One of the things that I fully intend to do as a retiree is work on my family tree.
And I am not alone. In years past, the people who came to the information desk clutching fat file folders and looking for the “genealogy department” were invariably older folks who had the time and inclination to investigate their origins. They were not above making a special trip to Ontario to carry out their investigation and our library became another destination on their family history holiday, along with local cemeteries, churches and city archives.
But they were often thwarted in their pursuit of family facts. An hour or two at the public library will usually not yield much if the mother lode is hidden in a book or on microfilm. These researchers from Kentucky, Ohio or Manitoba would often return home with only a single date or name – a tiny clue to help them unravel the mystery of their past.
It is so much faster and easier now to do family history with the help of web sites such as Ancestry.com. You can even try out the service without commitment and take a limited peek into your genealogy. I entered my mother’s name and birthday and was shown part of a record which may or may not be correct. How intriguing! I’d love to know more, which is just what the Ancestry folk are counting on.
I may eventually sign up and pay $30.00 for the privilege of doing family research for six weeks in the privacy of my own home. But since most libraries subscribe to Ancestry.com, I could begin my search there, using the library internet for free. It would be worth it to find out if my mum was a Sara (as we all thought) or a Sarah (which she is in the one public record that I could view online).
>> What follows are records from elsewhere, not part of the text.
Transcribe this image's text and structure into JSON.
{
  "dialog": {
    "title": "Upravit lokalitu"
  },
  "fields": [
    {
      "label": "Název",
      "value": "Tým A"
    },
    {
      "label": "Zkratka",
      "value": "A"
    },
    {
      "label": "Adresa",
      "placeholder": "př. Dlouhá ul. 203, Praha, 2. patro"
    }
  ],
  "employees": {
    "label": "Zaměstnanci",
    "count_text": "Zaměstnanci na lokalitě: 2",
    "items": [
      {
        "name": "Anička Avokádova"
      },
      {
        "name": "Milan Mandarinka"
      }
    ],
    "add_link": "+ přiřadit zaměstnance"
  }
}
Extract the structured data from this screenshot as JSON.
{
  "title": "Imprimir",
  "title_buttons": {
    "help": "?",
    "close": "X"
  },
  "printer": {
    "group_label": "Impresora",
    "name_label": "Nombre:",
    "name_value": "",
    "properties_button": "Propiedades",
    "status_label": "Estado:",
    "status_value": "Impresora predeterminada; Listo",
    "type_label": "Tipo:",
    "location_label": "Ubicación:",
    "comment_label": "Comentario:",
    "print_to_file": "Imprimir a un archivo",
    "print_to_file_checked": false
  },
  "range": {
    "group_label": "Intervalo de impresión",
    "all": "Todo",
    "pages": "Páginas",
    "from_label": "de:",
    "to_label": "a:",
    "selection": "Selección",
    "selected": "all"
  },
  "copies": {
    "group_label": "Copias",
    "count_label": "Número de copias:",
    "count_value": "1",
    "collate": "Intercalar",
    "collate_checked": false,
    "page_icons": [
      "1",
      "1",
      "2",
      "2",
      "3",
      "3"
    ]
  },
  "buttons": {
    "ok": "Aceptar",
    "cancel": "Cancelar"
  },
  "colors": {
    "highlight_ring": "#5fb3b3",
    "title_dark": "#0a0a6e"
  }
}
I can just imagine her as a Twenties girl, discarding that old-fashioned “h”....
I’m hooked already. I’m already picking apples off that family tree and I haven’t even planted it yet.